§ **YOUR GOAL**
Print all of the data exactly.

(Dataset items)
BEGIN
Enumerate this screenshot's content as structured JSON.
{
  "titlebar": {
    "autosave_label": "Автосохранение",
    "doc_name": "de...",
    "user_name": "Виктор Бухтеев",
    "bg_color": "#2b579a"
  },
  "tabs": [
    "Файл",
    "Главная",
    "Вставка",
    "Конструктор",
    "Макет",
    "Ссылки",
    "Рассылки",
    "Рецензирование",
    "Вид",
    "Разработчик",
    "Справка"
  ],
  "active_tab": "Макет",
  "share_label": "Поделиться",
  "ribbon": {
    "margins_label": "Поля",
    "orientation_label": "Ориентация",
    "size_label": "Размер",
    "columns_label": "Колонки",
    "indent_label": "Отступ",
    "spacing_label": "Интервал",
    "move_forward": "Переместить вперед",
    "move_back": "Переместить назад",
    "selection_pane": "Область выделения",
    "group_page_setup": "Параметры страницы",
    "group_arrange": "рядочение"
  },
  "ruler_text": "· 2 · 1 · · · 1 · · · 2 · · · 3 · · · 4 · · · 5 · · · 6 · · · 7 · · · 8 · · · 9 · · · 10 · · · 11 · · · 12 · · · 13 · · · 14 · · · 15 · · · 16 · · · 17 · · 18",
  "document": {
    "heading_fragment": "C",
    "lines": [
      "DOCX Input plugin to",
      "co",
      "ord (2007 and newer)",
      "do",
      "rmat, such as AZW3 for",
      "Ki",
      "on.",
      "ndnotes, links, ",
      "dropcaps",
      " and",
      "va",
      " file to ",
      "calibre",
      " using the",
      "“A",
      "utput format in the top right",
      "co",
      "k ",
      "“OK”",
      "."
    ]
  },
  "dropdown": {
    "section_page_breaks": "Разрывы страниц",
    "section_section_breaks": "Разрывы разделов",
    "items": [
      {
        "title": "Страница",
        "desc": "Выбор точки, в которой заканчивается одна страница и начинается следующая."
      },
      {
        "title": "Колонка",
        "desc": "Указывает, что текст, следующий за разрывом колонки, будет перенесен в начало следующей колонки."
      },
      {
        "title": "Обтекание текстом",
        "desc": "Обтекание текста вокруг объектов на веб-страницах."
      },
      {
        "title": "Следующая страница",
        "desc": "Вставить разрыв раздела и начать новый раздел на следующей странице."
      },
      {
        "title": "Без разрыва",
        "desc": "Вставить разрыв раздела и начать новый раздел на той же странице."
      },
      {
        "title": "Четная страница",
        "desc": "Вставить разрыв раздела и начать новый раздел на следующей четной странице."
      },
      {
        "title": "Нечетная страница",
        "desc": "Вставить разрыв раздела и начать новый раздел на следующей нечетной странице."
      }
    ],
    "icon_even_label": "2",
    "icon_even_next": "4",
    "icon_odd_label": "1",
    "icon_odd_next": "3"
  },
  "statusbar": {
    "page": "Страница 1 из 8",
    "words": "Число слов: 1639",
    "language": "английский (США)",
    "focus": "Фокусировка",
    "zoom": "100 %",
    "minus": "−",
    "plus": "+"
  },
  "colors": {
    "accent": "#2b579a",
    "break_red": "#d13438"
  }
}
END
§ **ANSWER BOX**
Enumerate this screenshot's content as structured JSON.
{
  "titlebar": {
    "autosave_label": "Автосохранение",
    "doc_name": "de...",
    "user_name": "Виктор Бухтеев",
    "bg_color": "#2b579a"
  },
  "tabs": [
    "Файл",
    "Главная",
    "Вставка",
    "Конструктор",
    "Макет",
    "Ссылки",
    "Рассылки",
    "Рецензирование",
    "Вид",
    "Разработчик",
    "Справка"
  ],
  "active_tab": "Макет",
  "share_label": "Поделиться",
  "ribbon": {
    "margins_label": "Поля",
    "orientation_label": "Ориентация",
    "size_label": "Размер",
    "columns_label": "Колонки",
    "indent_label": "Отступ",
    "spacing_label": "Интервал",
    "move_forward": "Переместить вперед",
    "move_back": "Переместить назад",
    "selection_pane": "Область выделения",
    "group_page_setup": "Параметры страницы",
    "group_arrange": "рядочение"
  },
  "ruler_text": "· 2 · 1 · · · 1 · · · 2 · · · 3 · · · 4 · · · 5 · · · 6 · · · 7 · · · 8 · · · 9 · · · 10 · · · 11 · · · 12 · · · 13 · · · 14 · · · 15 · · · 16 · · · 17 · · 18",
  "document": {
    "heading_fragment": "C",
    "lines": [
      "DOCX Input plugin to",
      "co",
      "ord (2007 and newer)",
      "do",
      "rmat, such as AZW3 for",
      "Ki",
      "on.",
      "ndnotes, links, ",
      "dropcaps",
      " and",
      "va",
      " file to ",
      "calibre",
      " using the",
      "“A",
      "utput format in the top right",
      "co",
      "k ",
      "“OK”",
      "."
    ]
  },
  "dropdown": {
    "section_page_breaks": "Разрывы страниц",
    "section_section_breaks": "Разрывы разделов",
    "items": [
      {
        "title": "Страница",
        "desc": "Выбор точки, в которой заканчивается одна страница и начинается следующая."
      },
      {
        "title": "Колонка",
        "desc": "Указывает, что текст, следующий за разрывом колонки, будет перенесен в начало следующей колонки."
      },
      {
        "title": "Обтекание текстом",
        "desc": "Обтекание текста вокруг объектов на веб-страницах."
      },
      {
        "title": "Следующая страница",
        "desc": "Вставить разрыв раздела и начать новый раздел на следующей странице."
      },
      {
        "title": "Без разрыва",
        "desc": "Вставить разрыв раздела и начать новый раздел на той же странице."
      },
      {
        "title": "Четная страница",
        "desc": "Вставить разрыв раздела и начать новый раздел на следующей четной странице."
      },
      {
        "title": "Нечетная страница",
        "desc": "Вставить разрыв раздела и начать новый раздел на следующей нечетной странице."
      }
    ],
    "icon_even_label": "2",
    "icon_even_next": "4",
    "icon_odd_label": "1",
    "icon_odd_next": "3"
  },
  "statusbar": {
    "page": "Страница 1 из 8",
    "words": "Число слов: 1639",
    "language": "английский (США)",
    "focus": "Фокусировка",
    "zoom": "100 %",
    "minus": "−",
    "plus": "+"
  },
  "colors": {
    "accent": "#2b579a",
    "break_red": "#d13438"
  }
}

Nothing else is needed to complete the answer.